Venture capital is financing that investors provide to startup companies and small businesses that are believed to have long-term growth potential. Venture capital generally comes from well-off investors, investment banks and any other financial institutions. However, it does not always take just a monetary form; it can be provided in the form of technical or managerial expertise.
Though it can be risky for the investors who put up the funds, the potential for above-average returns is an attractive payoff. For new companies or ventures that have a limited operating history (under two years), venture capital funding is increasingly becoming a popular – even essential – source for raising capital, especially if they lack access to capital markets, bank loans or other debt instruments. The main downside is that the investors usually get equity in the company, and thus a say in company decisions.

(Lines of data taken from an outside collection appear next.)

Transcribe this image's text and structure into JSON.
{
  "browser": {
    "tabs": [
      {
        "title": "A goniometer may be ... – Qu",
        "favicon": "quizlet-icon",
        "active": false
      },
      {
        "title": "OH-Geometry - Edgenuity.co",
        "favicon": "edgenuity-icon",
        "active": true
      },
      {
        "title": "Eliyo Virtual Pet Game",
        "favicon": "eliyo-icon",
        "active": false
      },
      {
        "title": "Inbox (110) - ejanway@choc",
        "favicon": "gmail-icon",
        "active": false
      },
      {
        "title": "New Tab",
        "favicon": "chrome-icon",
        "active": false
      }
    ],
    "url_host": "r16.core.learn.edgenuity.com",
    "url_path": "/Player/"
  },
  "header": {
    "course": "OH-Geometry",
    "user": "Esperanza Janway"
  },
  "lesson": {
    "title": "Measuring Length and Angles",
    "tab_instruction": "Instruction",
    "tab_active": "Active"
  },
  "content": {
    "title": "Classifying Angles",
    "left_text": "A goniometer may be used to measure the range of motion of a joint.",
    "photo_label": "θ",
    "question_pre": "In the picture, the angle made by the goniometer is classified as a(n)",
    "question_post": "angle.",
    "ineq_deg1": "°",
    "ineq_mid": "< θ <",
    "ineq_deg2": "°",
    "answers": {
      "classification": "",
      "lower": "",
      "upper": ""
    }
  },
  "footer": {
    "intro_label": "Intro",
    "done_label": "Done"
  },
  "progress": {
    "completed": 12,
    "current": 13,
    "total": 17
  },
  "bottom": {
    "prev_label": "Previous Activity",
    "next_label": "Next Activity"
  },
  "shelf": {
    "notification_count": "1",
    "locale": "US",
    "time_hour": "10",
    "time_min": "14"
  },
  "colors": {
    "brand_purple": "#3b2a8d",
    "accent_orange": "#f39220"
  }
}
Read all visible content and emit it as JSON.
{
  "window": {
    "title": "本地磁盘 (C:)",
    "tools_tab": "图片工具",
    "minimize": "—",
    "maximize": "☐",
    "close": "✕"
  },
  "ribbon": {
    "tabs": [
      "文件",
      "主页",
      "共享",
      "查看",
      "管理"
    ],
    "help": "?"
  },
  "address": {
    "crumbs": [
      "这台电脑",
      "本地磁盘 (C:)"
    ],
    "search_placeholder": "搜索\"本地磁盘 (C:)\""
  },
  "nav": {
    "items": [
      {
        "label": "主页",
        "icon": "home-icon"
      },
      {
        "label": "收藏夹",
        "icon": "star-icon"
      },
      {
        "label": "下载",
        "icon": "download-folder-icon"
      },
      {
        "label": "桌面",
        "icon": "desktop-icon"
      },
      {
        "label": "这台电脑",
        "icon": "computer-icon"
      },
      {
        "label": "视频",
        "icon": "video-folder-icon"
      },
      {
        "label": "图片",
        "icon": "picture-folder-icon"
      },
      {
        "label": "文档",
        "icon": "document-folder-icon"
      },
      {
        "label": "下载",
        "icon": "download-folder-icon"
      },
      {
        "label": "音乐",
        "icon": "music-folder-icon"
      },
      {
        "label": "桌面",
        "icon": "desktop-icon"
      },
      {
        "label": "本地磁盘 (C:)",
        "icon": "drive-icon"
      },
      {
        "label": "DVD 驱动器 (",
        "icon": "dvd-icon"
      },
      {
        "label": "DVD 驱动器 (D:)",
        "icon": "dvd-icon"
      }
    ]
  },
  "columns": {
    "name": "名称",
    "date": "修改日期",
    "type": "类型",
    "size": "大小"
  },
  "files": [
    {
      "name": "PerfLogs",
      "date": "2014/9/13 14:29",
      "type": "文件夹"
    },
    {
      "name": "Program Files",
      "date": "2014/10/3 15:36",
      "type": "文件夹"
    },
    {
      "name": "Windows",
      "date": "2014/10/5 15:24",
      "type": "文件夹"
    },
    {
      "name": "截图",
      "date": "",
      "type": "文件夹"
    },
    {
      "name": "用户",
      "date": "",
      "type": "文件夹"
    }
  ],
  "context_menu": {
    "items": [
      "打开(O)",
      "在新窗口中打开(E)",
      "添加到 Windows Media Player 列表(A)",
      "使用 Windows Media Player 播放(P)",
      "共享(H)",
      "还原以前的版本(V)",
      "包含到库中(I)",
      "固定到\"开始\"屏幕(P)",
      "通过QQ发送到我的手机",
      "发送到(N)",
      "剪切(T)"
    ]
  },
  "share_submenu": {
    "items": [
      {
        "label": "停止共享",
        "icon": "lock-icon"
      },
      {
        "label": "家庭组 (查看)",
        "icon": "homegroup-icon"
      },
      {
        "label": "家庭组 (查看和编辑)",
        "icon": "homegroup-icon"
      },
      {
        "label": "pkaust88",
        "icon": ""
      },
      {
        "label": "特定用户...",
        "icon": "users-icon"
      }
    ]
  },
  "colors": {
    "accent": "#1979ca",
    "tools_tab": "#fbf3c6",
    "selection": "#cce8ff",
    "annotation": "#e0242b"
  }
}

Features of Venture Capital investments
- High Risk
- Lack of Liquidity
- Long term horizon
- Equity participation and capital gains
- Venture capital investments are made in innovative projects
- Suppliers of venture capital participate in the management of the company
Methods of Venture capital financing
- Participating debentures
- Conditional loan